**EXERCISE OBJECTIVE**
Find the lines holding the string "Jeudi" in the data, then copy all of them.

..........

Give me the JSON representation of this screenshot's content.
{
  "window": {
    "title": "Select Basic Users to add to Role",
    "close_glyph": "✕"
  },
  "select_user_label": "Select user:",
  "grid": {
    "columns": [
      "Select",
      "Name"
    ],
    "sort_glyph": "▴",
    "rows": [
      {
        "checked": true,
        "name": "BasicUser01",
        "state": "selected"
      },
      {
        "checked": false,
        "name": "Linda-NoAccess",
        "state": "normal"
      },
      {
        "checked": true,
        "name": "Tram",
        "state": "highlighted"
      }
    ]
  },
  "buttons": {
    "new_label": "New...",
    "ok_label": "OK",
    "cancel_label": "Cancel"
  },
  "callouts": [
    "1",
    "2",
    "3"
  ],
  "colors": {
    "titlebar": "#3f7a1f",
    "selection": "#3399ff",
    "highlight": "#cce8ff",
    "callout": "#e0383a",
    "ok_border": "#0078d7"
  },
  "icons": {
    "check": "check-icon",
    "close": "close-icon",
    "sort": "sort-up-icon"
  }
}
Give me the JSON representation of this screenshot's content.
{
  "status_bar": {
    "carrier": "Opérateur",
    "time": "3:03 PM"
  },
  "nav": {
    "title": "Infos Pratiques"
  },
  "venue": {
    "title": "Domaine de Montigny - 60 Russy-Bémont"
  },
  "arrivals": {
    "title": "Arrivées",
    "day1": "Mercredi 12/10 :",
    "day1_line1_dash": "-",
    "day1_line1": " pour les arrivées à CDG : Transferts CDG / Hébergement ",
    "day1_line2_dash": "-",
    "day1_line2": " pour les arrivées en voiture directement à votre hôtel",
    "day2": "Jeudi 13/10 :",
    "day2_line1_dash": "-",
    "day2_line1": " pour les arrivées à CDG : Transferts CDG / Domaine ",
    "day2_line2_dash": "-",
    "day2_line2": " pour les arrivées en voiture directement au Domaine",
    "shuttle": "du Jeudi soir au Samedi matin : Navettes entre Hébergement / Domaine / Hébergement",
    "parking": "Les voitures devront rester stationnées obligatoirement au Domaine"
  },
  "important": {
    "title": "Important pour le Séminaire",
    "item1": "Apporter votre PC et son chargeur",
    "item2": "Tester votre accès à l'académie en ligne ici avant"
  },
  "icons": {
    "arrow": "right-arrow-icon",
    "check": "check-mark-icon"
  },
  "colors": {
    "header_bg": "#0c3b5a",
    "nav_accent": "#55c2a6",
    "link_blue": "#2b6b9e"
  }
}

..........

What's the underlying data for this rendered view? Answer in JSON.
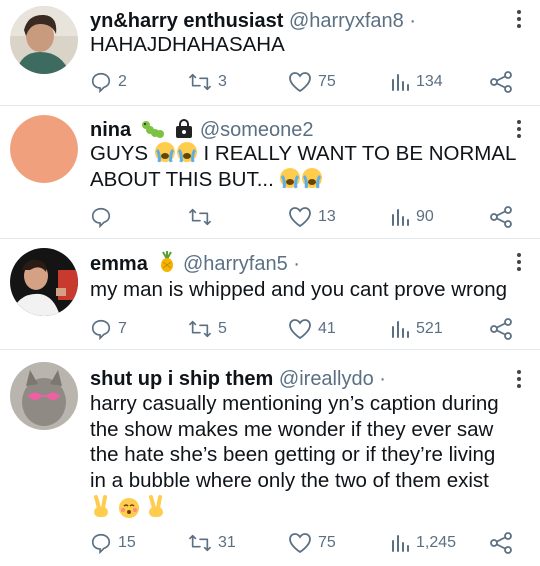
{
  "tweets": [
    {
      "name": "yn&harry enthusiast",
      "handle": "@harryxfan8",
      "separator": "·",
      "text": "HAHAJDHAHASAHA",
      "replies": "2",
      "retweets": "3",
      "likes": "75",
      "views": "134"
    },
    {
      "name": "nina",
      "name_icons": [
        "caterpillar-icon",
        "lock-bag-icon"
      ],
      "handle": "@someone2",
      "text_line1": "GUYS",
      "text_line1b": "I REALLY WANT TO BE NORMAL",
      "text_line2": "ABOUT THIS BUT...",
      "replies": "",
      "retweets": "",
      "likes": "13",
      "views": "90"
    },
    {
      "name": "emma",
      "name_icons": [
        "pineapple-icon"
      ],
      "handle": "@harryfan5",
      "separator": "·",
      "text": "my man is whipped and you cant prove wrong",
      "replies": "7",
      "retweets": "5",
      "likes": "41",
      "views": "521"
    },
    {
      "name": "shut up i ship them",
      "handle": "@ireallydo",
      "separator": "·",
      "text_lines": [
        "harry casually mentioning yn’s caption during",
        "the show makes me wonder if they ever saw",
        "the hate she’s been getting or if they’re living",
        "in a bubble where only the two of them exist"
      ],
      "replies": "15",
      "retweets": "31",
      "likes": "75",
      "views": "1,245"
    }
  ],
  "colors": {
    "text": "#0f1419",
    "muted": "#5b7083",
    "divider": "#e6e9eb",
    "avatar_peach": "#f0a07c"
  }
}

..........

**RESPONSE TO THIS TASK**
    "day2": "Jeudi 13/10 :",
    "shuttle": "du Jeudi soir au Samedi matin : Navettes entre Hébergement / Domaine / Hébergement",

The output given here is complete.